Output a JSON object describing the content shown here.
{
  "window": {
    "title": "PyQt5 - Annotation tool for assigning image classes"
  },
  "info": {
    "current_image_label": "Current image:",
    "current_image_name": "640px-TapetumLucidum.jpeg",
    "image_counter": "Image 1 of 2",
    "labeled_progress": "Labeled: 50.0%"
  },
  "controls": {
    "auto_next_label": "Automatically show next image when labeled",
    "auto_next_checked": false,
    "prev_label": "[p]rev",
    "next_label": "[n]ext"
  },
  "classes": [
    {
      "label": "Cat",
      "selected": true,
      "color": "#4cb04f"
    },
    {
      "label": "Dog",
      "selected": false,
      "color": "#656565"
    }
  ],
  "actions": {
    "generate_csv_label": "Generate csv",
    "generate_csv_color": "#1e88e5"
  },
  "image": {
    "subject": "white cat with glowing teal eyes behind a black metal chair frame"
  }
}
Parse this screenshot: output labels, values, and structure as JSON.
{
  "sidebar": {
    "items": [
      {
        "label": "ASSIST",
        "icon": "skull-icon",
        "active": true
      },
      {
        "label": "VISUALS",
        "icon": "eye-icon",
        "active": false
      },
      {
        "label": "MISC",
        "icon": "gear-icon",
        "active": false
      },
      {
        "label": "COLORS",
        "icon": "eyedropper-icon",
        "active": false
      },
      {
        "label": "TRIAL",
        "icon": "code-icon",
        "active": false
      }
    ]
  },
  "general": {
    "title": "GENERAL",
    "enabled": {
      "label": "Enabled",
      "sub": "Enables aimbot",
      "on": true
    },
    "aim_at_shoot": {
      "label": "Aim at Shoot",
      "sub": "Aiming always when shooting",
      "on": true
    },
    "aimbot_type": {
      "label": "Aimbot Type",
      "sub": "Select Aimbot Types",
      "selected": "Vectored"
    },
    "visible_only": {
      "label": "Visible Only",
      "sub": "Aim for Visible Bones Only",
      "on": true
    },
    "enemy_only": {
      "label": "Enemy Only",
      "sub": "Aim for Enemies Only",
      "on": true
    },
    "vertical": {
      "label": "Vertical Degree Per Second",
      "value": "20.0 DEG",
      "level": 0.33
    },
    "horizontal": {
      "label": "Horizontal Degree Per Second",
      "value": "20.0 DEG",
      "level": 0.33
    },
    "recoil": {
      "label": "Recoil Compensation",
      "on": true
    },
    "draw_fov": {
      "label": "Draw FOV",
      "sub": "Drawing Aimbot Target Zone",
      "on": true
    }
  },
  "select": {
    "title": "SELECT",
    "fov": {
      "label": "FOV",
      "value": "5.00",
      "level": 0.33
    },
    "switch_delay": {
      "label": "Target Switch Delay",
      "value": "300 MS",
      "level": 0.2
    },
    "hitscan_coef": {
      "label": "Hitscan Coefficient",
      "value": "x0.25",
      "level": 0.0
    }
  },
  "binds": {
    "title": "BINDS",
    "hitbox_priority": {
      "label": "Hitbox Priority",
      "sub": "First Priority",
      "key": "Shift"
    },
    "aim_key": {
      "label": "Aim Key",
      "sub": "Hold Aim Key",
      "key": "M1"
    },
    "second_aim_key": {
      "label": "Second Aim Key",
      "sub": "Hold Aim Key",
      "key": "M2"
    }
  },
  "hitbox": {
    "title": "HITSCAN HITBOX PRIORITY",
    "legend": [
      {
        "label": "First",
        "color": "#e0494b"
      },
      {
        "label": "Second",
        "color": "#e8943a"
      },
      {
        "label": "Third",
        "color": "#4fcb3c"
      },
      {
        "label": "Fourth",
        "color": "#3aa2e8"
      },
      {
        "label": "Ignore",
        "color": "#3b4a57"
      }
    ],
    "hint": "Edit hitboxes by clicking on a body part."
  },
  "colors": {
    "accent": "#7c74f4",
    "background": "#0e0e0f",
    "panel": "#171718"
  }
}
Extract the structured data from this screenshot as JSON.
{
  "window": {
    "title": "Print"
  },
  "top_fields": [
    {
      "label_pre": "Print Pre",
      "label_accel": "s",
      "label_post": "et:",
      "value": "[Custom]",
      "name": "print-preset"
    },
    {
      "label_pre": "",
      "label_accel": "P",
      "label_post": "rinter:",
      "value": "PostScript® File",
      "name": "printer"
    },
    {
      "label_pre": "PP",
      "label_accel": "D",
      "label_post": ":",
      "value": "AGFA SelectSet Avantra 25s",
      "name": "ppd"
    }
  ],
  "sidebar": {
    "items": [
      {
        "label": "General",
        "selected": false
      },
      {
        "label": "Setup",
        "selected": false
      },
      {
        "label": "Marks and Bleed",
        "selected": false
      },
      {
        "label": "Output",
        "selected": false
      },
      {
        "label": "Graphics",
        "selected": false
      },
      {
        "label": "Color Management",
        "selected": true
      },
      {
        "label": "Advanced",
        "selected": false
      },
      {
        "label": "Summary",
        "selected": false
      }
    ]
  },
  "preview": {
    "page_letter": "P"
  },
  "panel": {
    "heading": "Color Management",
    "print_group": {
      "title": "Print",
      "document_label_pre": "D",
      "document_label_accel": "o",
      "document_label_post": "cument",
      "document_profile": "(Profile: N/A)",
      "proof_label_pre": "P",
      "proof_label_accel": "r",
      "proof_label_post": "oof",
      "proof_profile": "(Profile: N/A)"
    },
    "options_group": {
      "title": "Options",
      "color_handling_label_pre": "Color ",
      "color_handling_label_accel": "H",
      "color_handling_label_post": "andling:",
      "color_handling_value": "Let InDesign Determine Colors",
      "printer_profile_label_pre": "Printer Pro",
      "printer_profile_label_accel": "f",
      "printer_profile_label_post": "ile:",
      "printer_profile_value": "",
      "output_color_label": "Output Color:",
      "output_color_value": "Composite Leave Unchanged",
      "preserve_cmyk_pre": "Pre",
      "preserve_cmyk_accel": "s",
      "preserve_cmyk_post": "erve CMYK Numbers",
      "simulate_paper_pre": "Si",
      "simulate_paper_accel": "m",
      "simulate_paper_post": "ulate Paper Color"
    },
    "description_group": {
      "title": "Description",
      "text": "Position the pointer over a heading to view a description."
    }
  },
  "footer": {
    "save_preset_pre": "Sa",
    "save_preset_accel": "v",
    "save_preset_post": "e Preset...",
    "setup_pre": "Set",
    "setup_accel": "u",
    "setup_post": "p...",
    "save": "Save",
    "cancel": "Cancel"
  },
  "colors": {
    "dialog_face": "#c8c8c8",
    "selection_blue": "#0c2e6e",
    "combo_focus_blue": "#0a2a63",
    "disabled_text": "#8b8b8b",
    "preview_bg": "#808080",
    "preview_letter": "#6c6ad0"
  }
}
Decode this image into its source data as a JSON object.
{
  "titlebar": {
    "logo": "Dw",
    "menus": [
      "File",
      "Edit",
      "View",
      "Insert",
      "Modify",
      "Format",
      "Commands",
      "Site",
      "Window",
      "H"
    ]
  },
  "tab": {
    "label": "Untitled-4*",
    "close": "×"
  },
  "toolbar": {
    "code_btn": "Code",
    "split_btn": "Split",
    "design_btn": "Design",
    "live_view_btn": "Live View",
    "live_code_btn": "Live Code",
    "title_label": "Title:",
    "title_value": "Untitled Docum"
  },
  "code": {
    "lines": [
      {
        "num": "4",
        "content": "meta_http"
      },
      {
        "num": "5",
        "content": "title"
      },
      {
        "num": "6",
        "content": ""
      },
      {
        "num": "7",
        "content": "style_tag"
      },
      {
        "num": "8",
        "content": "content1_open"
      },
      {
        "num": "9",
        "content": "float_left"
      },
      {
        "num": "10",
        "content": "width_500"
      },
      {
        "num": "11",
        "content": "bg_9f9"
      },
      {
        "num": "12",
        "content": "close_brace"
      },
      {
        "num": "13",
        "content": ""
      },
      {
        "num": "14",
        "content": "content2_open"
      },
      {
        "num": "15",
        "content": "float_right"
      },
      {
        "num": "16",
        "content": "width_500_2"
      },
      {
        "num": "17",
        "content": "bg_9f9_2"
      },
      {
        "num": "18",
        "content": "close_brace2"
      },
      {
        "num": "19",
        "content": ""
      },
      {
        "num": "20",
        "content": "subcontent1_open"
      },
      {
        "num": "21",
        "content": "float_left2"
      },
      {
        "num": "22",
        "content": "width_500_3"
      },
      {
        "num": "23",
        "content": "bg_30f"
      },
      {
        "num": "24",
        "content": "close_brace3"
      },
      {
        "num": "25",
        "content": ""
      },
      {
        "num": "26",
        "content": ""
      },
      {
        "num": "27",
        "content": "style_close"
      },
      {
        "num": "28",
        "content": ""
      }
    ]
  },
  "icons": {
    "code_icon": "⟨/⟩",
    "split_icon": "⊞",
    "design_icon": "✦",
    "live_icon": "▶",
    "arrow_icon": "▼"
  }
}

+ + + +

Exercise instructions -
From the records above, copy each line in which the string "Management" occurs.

Response to the task -
        "label": "Color Management",
    "heading": "Color Management",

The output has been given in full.